» **Saved data entries**
□ □ □ □ □ □ □

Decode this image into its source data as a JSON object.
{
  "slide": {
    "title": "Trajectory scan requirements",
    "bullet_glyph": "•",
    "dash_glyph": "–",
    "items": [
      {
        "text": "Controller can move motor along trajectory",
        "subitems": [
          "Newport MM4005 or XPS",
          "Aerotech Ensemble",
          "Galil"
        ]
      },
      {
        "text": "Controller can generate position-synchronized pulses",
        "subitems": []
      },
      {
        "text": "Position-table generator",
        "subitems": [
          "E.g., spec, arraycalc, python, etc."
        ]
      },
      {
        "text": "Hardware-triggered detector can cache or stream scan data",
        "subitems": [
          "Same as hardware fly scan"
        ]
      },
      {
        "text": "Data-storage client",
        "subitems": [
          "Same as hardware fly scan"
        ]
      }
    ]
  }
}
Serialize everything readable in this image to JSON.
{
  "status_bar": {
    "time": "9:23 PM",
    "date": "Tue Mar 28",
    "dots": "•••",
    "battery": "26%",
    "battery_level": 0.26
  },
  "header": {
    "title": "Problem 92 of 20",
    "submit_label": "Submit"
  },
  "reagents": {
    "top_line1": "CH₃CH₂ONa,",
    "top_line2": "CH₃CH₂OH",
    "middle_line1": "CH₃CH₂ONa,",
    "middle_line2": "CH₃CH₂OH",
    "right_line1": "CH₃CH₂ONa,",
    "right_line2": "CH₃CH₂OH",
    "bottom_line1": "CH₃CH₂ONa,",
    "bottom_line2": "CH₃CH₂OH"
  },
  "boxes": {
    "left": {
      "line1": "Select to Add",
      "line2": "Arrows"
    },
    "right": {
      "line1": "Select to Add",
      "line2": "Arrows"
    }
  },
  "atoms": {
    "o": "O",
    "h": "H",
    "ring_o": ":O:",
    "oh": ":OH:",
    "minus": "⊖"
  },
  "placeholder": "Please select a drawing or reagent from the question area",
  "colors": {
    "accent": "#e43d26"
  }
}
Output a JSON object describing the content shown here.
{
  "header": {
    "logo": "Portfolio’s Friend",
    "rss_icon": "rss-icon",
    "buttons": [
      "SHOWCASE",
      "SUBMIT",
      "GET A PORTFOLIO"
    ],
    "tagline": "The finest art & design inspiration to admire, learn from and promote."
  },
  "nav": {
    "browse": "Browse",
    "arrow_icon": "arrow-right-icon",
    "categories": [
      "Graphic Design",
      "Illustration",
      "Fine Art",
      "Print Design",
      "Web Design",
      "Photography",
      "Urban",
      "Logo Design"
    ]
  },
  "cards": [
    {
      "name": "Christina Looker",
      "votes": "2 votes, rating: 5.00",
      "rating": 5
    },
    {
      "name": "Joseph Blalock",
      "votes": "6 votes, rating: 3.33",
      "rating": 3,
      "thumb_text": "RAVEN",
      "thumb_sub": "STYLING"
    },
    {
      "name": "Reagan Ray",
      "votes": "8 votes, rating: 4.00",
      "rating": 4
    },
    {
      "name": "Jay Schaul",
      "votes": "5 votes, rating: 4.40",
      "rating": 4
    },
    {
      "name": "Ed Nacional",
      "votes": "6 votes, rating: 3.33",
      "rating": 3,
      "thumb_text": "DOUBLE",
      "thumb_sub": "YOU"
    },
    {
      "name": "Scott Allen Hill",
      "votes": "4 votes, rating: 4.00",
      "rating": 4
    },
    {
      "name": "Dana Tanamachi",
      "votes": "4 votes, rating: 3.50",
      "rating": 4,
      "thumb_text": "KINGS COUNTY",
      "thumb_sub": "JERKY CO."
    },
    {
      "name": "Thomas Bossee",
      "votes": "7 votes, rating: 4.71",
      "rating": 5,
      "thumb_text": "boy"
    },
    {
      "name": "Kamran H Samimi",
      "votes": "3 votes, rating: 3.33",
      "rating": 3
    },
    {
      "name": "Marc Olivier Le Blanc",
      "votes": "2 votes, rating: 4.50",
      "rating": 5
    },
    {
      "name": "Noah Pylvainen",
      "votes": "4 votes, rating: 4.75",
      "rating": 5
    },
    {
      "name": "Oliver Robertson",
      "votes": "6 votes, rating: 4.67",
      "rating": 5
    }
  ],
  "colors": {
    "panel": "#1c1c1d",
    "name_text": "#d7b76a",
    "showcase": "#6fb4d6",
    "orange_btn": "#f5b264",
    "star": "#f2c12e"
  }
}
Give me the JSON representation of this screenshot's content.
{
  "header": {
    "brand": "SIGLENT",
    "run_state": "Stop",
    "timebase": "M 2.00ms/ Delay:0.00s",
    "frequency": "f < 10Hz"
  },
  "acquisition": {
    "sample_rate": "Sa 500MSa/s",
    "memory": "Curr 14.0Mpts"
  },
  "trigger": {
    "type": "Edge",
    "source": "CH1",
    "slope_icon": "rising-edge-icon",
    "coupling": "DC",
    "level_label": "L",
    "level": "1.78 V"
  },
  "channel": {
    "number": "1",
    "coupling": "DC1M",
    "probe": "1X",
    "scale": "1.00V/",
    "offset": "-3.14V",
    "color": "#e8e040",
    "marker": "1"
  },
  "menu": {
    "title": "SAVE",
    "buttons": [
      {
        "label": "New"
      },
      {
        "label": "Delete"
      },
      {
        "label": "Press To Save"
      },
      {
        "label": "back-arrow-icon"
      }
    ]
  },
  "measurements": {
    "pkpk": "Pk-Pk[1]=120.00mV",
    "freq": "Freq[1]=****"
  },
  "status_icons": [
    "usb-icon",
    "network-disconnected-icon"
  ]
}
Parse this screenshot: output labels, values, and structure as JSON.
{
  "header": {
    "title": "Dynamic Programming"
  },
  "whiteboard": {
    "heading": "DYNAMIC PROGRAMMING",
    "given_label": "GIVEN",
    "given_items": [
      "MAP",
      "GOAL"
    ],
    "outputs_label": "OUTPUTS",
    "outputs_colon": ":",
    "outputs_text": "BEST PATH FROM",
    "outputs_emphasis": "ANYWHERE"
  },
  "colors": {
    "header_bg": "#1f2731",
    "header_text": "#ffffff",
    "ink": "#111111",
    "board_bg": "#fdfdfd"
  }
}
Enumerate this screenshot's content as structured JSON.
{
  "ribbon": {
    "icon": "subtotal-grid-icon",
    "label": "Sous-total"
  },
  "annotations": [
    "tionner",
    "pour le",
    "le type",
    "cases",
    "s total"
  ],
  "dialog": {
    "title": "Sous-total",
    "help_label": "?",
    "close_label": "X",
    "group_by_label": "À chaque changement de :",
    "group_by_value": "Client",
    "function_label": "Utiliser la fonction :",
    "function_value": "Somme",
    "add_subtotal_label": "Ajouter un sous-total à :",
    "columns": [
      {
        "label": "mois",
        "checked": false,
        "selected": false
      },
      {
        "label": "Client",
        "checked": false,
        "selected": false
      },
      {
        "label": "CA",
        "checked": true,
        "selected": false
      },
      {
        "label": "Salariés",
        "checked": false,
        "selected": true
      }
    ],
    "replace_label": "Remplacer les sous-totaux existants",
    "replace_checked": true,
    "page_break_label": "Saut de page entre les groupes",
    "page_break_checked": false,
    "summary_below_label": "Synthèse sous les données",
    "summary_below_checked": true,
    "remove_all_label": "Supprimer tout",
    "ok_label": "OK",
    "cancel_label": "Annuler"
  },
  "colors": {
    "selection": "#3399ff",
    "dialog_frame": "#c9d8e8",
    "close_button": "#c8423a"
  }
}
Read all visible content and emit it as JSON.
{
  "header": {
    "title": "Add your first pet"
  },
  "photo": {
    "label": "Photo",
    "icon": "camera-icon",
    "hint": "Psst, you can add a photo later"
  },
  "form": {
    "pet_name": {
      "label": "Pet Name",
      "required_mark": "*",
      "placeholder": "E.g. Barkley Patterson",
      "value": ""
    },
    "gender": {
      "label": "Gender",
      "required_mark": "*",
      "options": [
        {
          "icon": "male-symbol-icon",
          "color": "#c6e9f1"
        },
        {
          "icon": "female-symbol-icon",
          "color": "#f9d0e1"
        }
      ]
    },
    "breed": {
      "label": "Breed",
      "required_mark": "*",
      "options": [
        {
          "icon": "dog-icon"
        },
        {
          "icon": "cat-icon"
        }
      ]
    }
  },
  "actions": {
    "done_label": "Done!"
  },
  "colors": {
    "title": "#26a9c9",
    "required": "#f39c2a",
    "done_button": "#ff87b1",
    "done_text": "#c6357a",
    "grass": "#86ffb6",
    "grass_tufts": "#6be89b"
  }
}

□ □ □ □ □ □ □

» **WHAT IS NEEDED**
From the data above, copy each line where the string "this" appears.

» **ANSWER BOX**
Decode this image into its source data as a JSON object.
Serialize everything readable in this image to JSON.
Give me the JSON representation of this screenshot's content.
Parse this screenshot: output labels, values, and structure as JSON.
Enumerate this screenshot's content as structured JSON.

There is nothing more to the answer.